Suzuki Beane is a humor book written in 1961 by Sandra Scoppettone and illustrated by Louise Fitzhugh. The novel is a downtown satire on Kay Thompson's Eloise series (1956–59). First published in hardcover by Doubleday & Company, Suzuki Beane reappeared as a McFadden Books paperback that same year.
The story, sometimes described as "the Eloise of Greenwich Village", is told from the viewpoint of a young child of Bleecker Street beats. Little Suzuki encounters a different lifestyle when she becomes friends with Henry Martin, a rich kid from the Upper East Side.

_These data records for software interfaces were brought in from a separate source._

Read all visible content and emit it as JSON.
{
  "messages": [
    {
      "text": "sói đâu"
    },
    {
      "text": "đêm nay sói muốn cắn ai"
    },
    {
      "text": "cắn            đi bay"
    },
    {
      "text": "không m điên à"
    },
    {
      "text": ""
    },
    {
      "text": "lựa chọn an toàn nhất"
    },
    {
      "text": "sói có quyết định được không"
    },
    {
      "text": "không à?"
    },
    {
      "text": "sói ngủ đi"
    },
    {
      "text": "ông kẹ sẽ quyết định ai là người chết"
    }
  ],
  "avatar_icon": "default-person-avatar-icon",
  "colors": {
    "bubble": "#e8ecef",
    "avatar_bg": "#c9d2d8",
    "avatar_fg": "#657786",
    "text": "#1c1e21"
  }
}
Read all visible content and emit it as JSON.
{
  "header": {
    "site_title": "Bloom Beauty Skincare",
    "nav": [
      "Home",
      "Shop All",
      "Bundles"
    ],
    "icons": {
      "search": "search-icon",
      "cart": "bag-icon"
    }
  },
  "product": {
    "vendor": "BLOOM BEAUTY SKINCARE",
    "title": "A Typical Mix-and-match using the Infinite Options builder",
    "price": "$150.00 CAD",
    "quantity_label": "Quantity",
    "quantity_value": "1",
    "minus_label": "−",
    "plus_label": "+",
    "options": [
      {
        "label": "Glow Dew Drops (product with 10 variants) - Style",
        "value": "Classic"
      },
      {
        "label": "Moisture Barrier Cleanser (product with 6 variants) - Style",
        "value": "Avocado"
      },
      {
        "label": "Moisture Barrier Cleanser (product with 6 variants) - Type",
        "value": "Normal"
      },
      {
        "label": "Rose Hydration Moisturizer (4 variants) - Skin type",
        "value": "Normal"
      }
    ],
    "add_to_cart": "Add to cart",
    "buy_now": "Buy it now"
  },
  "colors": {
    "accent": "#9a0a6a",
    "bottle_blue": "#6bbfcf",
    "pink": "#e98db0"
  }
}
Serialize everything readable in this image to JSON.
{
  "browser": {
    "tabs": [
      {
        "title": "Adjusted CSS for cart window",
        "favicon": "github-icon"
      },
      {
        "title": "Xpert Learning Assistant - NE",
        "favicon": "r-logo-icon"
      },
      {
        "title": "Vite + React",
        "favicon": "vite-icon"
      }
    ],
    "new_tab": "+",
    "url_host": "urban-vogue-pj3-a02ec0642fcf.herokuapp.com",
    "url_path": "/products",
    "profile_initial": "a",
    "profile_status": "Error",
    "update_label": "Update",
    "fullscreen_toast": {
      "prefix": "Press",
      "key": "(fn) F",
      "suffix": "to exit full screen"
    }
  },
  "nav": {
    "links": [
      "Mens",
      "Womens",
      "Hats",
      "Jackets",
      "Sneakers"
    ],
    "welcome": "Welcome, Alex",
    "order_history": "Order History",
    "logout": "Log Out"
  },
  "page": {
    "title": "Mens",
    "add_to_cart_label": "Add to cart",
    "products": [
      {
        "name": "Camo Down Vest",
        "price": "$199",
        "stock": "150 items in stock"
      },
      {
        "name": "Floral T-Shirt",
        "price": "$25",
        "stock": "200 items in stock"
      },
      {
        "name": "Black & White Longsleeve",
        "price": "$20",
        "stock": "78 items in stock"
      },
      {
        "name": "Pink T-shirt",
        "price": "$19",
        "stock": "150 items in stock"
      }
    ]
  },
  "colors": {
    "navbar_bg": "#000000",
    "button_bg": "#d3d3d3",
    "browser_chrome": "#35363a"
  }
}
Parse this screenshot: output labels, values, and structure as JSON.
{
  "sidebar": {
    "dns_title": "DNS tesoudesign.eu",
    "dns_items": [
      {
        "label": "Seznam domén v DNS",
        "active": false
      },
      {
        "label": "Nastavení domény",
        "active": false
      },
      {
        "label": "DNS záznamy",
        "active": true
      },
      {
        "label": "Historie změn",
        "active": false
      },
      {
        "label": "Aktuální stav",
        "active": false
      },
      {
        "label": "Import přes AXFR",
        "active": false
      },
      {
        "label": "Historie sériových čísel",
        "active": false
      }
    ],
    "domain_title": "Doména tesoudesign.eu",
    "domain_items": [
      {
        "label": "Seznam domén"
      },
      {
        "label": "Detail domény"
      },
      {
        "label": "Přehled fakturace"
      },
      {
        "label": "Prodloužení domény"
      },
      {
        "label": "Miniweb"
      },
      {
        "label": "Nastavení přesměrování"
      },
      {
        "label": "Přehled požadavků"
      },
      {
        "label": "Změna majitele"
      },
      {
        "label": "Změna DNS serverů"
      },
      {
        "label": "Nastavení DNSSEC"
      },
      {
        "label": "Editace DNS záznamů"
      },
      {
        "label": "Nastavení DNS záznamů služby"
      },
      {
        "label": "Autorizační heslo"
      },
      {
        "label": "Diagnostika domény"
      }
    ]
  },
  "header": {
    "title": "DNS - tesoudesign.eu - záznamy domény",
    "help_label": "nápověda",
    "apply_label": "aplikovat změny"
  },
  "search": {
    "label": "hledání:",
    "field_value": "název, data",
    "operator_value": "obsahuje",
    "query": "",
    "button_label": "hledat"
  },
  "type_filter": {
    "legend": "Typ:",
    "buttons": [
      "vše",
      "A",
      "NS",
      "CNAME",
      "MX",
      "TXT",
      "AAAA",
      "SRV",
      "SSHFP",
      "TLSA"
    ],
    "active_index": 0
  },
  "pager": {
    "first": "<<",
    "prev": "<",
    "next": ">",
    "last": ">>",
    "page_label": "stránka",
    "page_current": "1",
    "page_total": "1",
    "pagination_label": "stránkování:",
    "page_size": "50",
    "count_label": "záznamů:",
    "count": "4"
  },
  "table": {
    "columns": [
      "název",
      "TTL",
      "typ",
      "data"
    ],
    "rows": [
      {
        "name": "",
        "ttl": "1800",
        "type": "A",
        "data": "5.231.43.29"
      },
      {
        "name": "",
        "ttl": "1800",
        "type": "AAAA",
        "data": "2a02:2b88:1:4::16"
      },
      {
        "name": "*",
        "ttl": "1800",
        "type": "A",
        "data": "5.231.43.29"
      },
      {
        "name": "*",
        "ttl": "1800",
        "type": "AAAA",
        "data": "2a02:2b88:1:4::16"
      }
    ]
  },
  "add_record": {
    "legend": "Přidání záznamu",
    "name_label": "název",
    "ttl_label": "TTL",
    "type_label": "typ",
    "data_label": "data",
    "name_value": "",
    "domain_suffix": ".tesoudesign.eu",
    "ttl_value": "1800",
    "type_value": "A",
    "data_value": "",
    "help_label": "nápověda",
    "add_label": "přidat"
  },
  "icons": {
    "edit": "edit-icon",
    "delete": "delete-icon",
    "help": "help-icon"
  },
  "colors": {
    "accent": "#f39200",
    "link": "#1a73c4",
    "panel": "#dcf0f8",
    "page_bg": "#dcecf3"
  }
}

The two learn about life, love and how to deal with prejudice in the early 1960s. The pair finally decide to "run away from home and start a village where a Square can be a square and a swinging cat can swing in peace".
Desilu purchased the rights in 1962 for a possible adaptation of the characters for development and inclusion into a live-action television series starring comedian-musician Victor Borge. A television pilot was made, with Katie Sweet as Suzuki and Jimmy Garrett as Henry, but the series was not picked up.
The Suzuki Beane book continued to sell. Original copies of the books are now considered collectibles and are frequently traded for high prices on the Internet and at antique book stores. David Teague purchased the rights to Suzuki Beane from Scoppettone and has written and illustrated sequels to the original book. Fitzhugh, who would later be notable for her book Harriet the Spy, died in 1974.